Friday, 29 February 2008
Off the Wall
Always prohibitively expensive to buy, vitreous enamel signs are the brilliantly colourful 'Street Jewellery' of the English scene. Most of my collection was levered off walls in the seventies from the top of precipitously-leaning ladders. With the express permission of shopkeepers, of course. All very well and typical of long-haired designer fads of the age, but these days I somehow prefer to see them still up on the wall where everyone can enjoy them. How untypically egalatarian is that of me? So I was very pleased to see these signs still in their original position on a shop wall in Bluntisham, Cambridgeshire. The Brooke Bond tea sign was once one of the most ubiquitous, but what I like here are the two sizes of Sunlight signs. It's as if the soap rep turned up, got out the sign catalogue and the shopkeeper said 'I'll have one of each'. They all bring back a painful memory. A little shop in the Highfields district of Leicester was closing, and outside was a Player's Cigarettes enamel sign, complete with the Hero sailor in glorious colour.
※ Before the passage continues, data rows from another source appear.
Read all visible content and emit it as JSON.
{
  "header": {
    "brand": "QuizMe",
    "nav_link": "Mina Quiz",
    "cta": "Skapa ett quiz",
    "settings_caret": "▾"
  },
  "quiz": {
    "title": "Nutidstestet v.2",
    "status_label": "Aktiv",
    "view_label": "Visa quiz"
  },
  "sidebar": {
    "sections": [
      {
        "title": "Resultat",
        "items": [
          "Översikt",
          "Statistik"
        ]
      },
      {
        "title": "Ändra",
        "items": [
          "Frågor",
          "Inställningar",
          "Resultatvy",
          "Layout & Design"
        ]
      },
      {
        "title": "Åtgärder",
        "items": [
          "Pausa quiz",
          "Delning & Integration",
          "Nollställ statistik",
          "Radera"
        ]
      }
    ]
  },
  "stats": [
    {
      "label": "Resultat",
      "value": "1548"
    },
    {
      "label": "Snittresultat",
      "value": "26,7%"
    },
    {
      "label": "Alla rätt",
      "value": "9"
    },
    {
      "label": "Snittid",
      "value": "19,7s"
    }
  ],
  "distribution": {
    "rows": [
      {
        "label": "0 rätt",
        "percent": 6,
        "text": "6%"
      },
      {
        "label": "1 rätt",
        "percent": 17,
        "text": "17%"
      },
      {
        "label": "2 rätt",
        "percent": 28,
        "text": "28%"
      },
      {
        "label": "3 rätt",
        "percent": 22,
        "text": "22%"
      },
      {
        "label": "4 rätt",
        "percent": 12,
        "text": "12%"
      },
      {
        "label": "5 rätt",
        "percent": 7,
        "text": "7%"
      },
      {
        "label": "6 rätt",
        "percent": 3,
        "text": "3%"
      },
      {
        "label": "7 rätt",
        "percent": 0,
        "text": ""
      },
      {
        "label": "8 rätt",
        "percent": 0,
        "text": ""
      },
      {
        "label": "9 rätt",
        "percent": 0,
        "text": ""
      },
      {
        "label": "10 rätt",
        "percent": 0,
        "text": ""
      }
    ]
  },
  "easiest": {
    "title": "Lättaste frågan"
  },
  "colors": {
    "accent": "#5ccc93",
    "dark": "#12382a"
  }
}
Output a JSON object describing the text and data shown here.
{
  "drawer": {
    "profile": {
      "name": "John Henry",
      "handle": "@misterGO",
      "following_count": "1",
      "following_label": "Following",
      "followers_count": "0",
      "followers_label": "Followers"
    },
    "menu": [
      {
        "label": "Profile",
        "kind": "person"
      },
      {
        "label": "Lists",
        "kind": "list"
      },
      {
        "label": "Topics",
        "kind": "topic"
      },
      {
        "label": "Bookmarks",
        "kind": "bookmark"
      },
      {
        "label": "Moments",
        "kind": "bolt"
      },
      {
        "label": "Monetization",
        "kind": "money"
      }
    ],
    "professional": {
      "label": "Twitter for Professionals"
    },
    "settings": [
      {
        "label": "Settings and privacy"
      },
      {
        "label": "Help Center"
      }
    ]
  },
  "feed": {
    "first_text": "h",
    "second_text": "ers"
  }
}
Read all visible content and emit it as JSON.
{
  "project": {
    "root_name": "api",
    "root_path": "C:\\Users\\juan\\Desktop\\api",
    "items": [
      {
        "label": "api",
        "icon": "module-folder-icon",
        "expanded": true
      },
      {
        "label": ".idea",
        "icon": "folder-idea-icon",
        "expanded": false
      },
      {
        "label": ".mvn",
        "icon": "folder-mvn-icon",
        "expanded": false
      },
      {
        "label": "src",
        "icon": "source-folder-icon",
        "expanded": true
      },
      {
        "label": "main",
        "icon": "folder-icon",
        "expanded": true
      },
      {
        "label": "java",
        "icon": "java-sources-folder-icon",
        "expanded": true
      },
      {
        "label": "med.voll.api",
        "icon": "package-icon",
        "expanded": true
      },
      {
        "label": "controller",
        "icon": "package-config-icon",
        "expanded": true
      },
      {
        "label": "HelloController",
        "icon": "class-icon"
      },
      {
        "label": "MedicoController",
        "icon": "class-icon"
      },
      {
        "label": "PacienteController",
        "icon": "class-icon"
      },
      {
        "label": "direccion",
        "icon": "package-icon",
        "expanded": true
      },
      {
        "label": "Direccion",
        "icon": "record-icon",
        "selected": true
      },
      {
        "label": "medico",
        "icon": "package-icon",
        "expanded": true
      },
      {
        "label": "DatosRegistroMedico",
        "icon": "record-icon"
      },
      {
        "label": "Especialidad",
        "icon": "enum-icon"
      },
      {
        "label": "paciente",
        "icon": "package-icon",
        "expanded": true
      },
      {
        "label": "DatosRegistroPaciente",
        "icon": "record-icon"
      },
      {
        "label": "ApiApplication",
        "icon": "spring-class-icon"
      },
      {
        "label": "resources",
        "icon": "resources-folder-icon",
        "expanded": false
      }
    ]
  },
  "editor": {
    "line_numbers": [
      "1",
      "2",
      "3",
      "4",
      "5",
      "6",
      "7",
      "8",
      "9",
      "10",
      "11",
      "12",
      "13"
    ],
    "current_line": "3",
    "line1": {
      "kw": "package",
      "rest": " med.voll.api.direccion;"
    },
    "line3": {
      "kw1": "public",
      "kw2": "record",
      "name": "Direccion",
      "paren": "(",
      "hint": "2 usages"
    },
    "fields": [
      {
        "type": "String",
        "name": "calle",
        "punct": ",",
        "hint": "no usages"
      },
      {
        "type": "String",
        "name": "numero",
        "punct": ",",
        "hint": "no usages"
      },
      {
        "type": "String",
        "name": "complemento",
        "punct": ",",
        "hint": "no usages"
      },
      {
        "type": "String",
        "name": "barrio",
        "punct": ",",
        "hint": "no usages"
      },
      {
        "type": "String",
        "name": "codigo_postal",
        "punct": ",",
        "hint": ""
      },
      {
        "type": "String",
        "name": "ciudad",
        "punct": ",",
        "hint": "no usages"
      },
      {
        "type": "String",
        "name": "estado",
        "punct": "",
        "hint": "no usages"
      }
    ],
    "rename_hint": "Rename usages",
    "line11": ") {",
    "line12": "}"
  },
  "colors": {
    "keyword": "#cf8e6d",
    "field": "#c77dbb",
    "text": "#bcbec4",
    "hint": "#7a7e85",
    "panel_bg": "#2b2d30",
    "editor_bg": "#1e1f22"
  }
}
I asked the little old lady if there was any chance I could have it when the shop finally shut. It was promised, I was over-joyed. Returning a couple of months later I saw that the sign was gone, just the empty frame staring blankly at me. On asking for it the lady said 'But you've already been in and had it'. Not me I said, gripping the counter. 'But he had a beard' was the only reply I heard as I went out.